*Exercise:* Taking each line of the material in turn, count those with the string "Options" and answer with the count alone.
----- Input for this task -----
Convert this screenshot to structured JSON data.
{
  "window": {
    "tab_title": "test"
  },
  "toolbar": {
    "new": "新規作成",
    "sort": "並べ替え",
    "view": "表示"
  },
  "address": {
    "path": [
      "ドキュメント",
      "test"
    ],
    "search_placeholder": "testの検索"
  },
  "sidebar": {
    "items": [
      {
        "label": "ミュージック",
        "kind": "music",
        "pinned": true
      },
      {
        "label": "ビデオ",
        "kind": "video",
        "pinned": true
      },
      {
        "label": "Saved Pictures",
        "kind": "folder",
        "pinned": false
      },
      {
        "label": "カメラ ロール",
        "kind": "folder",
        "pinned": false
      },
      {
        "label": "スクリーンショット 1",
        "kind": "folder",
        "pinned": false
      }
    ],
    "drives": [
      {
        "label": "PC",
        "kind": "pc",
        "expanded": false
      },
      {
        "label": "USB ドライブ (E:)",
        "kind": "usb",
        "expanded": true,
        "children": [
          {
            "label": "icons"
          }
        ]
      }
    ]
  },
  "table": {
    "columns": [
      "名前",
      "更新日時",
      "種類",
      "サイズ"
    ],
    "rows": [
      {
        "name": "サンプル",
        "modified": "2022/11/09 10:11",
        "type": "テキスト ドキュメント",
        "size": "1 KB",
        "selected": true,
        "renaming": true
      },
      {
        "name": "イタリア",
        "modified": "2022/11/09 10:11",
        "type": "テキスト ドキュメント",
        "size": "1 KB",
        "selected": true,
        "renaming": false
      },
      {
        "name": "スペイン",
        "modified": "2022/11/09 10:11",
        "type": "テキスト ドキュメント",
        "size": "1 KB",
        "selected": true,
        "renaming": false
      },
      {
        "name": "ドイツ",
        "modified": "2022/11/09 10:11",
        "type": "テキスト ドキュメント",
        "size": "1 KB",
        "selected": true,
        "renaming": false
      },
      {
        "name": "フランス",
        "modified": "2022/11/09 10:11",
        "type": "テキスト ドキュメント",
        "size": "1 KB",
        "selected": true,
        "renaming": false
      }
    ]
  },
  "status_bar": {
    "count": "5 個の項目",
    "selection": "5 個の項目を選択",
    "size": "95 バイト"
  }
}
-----
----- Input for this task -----
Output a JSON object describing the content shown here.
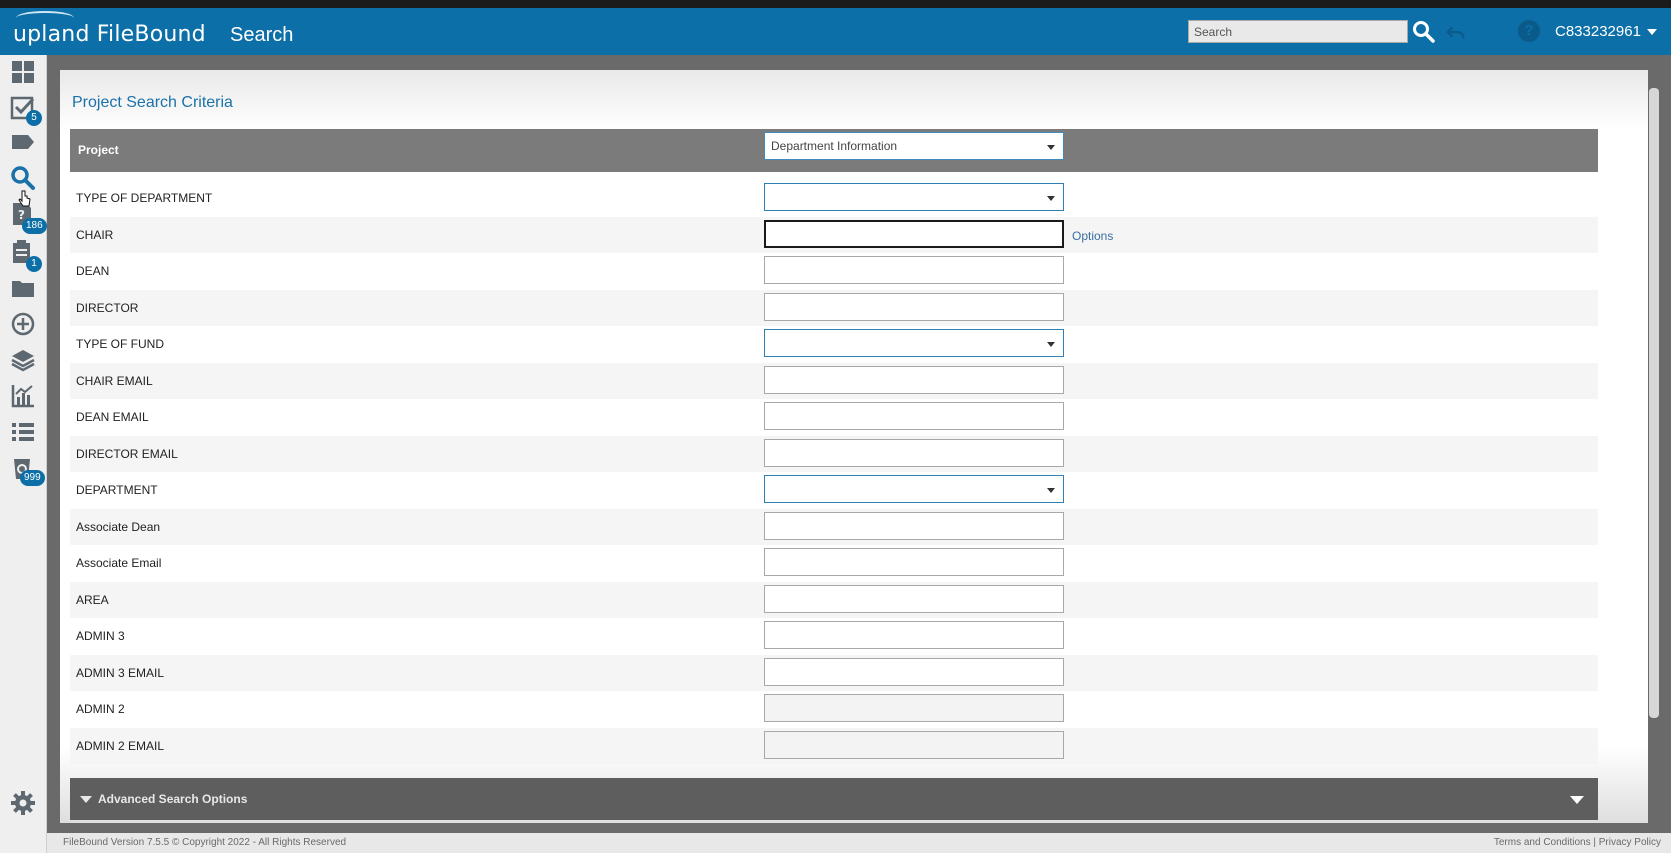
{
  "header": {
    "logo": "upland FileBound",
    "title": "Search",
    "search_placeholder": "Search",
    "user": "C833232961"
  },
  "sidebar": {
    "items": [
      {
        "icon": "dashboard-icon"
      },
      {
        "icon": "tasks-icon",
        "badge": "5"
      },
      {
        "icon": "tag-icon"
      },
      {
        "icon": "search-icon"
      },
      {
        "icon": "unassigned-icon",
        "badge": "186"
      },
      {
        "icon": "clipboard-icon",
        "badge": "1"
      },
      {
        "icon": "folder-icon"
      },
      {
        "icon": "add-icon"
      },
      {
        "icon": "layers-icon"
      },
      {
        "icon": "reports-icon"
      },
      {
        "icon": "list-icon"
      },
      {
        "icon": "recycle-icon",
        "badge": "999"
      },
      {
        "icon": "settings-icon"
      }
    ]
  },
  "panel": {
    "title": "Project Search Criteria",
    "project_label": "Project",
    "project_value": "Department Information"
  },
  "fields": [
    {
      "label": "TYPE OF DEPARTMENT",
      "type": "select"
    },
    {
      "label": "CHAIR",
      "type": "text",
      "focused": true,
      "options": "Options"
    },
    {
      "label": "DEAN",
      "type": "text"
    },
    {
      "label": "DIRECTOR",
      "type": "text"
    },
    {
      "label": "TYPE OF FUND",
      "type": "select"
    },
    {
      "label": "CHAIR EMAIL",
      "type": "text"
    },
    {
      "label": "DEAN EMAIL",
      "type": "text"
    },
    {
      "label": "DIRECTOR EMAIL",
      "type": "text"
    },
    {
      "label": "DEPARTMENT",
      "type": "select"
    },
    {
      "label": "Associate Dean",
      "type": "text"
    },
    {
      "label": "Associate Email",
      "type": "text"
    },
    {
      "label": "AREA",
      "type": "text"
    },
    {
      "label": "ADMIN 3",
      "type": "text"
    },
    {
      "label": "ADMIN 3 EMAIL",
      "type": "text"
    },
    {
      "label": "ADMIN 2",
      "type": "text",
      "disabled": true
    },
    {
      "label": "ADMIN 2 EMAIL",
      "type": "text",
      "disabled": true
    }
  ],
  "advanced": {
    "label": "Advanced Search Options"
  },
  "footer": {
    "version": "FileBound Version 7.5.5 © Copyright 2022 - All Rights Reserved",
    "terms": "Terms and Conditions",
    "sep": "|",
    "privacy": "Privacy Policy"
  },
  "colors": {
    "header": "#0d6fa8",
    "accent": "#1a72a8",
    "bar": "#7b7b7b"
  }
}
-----
*Result for this exercise:* 2